Hydration: Why It’s Important

As most people know, the human body is mostly made up of water. It just makes sense that we must keep it hydrated. As such, there is a known general rule that one must drink so many cups of water—depending on your size—every day. The average person loses up to 10 cups of water a day (up to 6 cups through urine and up to 4 through breathing, sweating, and bowel movement). So just to keep up with that, the average adult has to drink 8 cups of water a day. This is known as the 8×8 rule (8 ounces of water 8 times in a day).

When you run, your body needs more water primarily because it has to sweat and breath a lot of it out to keep the body temperature cool. When it doesn’t get enough, several things can happen. I’ll list some of the most common ones below, most of which I’ve peronally experienced:

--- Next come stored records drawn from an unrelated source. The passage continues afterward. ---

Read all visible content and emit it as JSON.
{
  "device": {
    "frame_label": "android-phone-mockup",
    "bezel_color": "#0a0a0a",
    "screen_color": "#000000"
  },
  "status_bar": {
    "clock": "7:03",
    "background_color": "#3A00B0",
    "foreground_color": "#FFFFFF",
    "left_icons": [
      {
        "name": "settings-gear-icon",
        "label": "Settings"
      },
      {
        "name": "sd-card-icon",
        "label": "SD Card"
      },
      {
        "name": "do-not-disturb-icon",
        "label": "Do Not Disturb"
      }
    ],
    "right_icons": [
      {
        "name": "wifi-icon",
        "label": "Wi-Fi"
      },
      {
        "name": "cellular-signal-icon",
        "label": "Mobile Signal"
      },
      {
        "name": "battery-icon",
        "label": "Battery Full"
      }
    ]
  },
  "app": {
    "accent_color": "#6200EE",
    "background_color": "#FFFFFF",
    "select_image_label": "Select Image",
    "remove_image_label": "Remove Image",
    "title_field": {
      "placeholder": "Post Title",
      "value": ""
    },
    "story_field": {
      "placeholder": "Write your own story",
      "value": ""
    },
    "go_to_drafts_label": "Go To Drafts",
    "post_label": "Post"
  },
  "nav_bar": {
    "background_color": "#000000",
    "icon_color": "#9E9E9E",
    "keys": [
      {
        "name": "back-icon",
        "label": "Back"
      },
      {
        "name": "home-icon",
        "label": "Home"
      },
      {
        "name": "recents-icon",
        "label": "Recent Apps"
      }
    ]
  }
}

1. Thirst
2. Dizziness
3. Dark urine (blood in urine)
4. Thirst
5. Lower level of alertness
6. Chills

There are different levels of dehydration. You might hit mild dehydration (2% fluid loss) once in a while, but hitting severe or extreme dehydration isn’t where you want to be, as you can put your life in danger.

Besides failure to hydrate can severely impact your running performance. So drinking is a must, unless you simply want to pass out or don’t care how you’ll perform.

The distances I run range anywhere from three or more miles. I use a hydration belt pack that can hold 2 bottles of water or Gatorade. Each bottle holds 8 to 10 ounces. One bottle suffices for runs below six miles. I use two bottles for anything beyond six miles.

Before running, I take several big gulps of gatorade or water. Then when I run, I take good sips of water at about the one to two mile intervals. This seems to work out for me (weight: 155 lbs., height: 5’7”).